Cuphea hyssopifolia

From Wikipedia, the free encyclopedia
Jump to navigation Jump to search

Cuphea hyssopifolia
Cuphea hyssopifolia.jpg
Scientific classification edit
Kingdom: Plantae
Clade: Tracheophytes
Clade: Angiosperms
Clade: Eudicots
Clade: Rosids
Order: Myrtales
Family: Lythraceae
Genus: Cuphea
C. hyssopifolia
Binomial name
Cuphea hyssopifolia

Cuphea hyssopifolia, the false heather, Mexican heather, Hawaiian heather or elfin herb, is a small evergreen shrub native to Mexico, Guatemala and Honduras.[1][2] It grows to about 60 cm (24 in) high by 90 cm (35 in) wide and has purple, lavender or white coloured flowers and fine foliage.[3]

The Latin word hyssopifolia (which also occurs in several other plant names, including that of Bassia hyssopifolia) means "hyssop-leafed".[4]

The species is naturalised in Hawaii, and regarded as a serious weed there.[3]

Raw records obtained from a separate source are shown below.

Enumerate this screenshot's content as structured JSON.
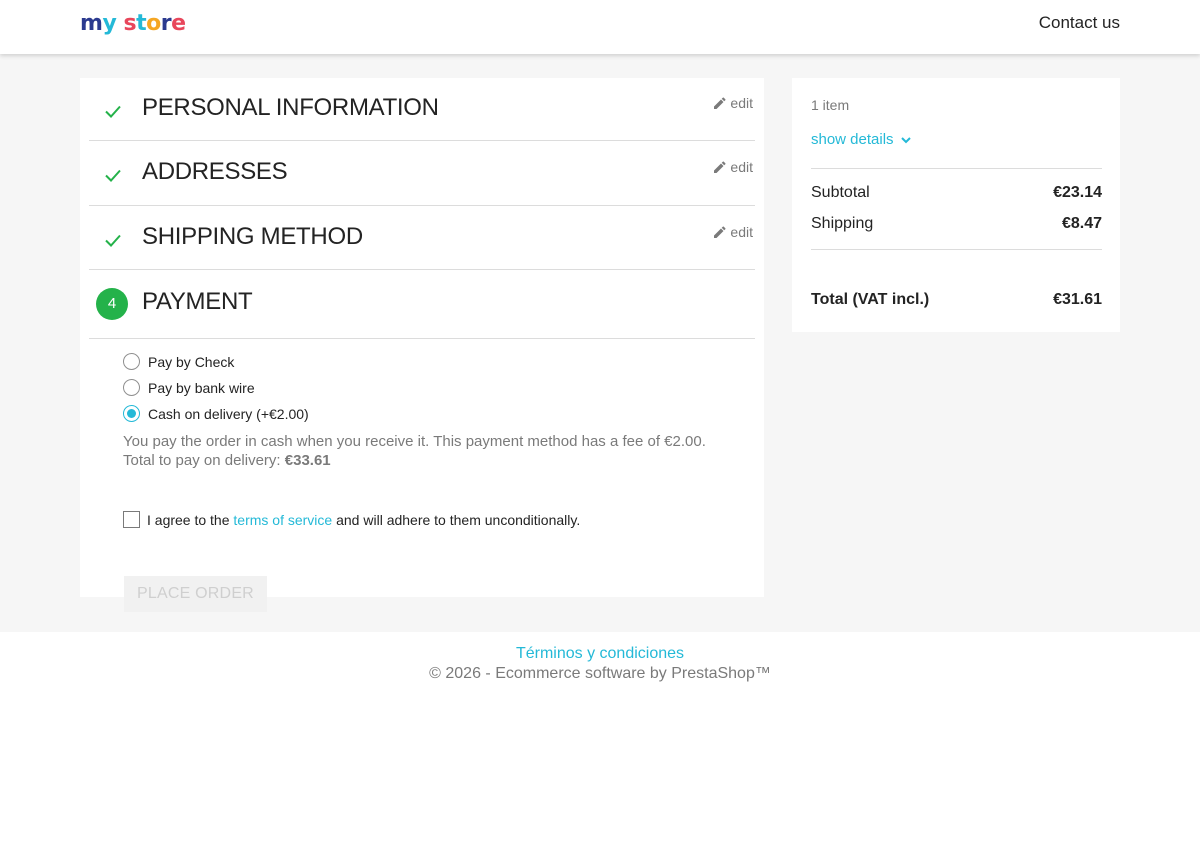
{
  "header": {
    "logo_letters": [
      {
        "ch": "m",
        "color": "#2b3a8f"
      },
      {
        "ch": "y",
        "color": "#24b9d7"
      },
      {
        "ch": " ",
        "color": "#000000"
      },
      {
        "ch": "s",
        "color": "#e8465b"
      },
      {
        "ch": "t",
        "color": "#24b9d7"
      },
      {
        "ch": "o",
        "color": "#f5a623"
      },
      {
        "ch": "r",
        "color": "#2b3a8f"
      },
      {
        "ch": "e",
        "color": "#e8465b"
      }
    ],
    "contact_label": "Contact us"
  },
  "steps": [
    {
      "title": "PERSONAL INFORMATION",
      "status": "complete",
      "edit_label": "edit"
    },
    {
      "title": "ADDRESSES",
      "status": "complete",
      "edit_label": "edit"
    },
    {
      "title": "SHIPPING METHOD",
      "status": "complete",
      "edit_label": "edit"
    },
    {
      "title": "PAYMENT",
      "status": "current",
      "number": "4"
    }
  ],
  "payment": {
    "options": [
      {
        "label": "Pay by Check",
        "selected": false
      },
      {
        "label": "Pay by bank wire",
        "selected": false
      },
      {
        "label": "Cash on delivery (+€2.00)",
        "selected": true
      }
    ],
    "info_line1": "You pay the order in cash when you receive it. This payment method has a fee of €2.00.",
    "info_line2_prefix": "Total to pay on delivery: ",
    "info_line2_amount": "€33.61",
    "terms_prefix": "I agree to the ",
    "terms_link": "terms of service",
    "terms_suffix": " and will adhere to them unconditionally.",
    "terms_checked": false,
    "place_order_label": "PLACE ORDER"
  },
  "summary": {
    "item_count": "1 item",
    "show_details_label": "show details",
    "subtotal_label": "Subtotal",
    "subtotal_value": "€23.14",
    "shipping_label": "Shipping",
    "shipping_value": "€8.47",
    "total_label": "Total (VAT incl.)",
    "total_value": "€31.61"
  },
  "footer": {
    "link_label": "Términos y condiciones",
    "copyright": "© 2026 - Ecommerce software by PrestaShop™"
  },
  "colors": {
    "accent": "#24b9d7",
    "success": "#24b24a",
    "muted": "#7a7a7a"
  }
}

In cultivation, the species adapts to a range of soils in a sunny or partially shaded situation with good drainage.[3] It can be cultivated outdoors in USDA hardiness zones 8B-11.[3] In colder regions it may be cultivated as an annual.[3] Plants may be propagated by cuttings, layering or division. They seed freely, and new seedlings that appear are easily transplanted.[3]

This plant has gained the Royal Horticultural Society's Award of Garden Merit[5] (confirmed 2017).[6]


Cupheas produce numerous, small flowers
The branch structure
  1. ^ Tenenbaum, Frances (2003). Taylor's Encyclopedia of Garden Plants. Houghton Miiflin Co. p. 121. ISBN 978-0-618-22644-3.
  2. ^ "Cuphea hyssopifolia". Germplasm Resources Information Network (GRIN). Agricultural Research Service (ARS), United States Department of Agriculture (USDA). Retrieved 24 July 2011.
  3. ^ a b c d e f Harrison, Marie (2006). Groundcovers for the South. Sarasota, Florida: Pineapple Press. p. 30. ISBN 978-1-56164-347-9.
  4. ^ James Donn, Hortus Cantabrigiensis: or, a Catalogue of Plants, Indigenous and Exotic (1809), p. 5
  5. ^ "Cuphea hyssopifolia". Royal Horticultural Society. Retrieved 22 July 2013.
  6. ^ "AGM Plants - Ornamental" (PDF). Royal Horticultural Society. July 2017. p. 26. Retrieved 24 January 2018.

External links[edit]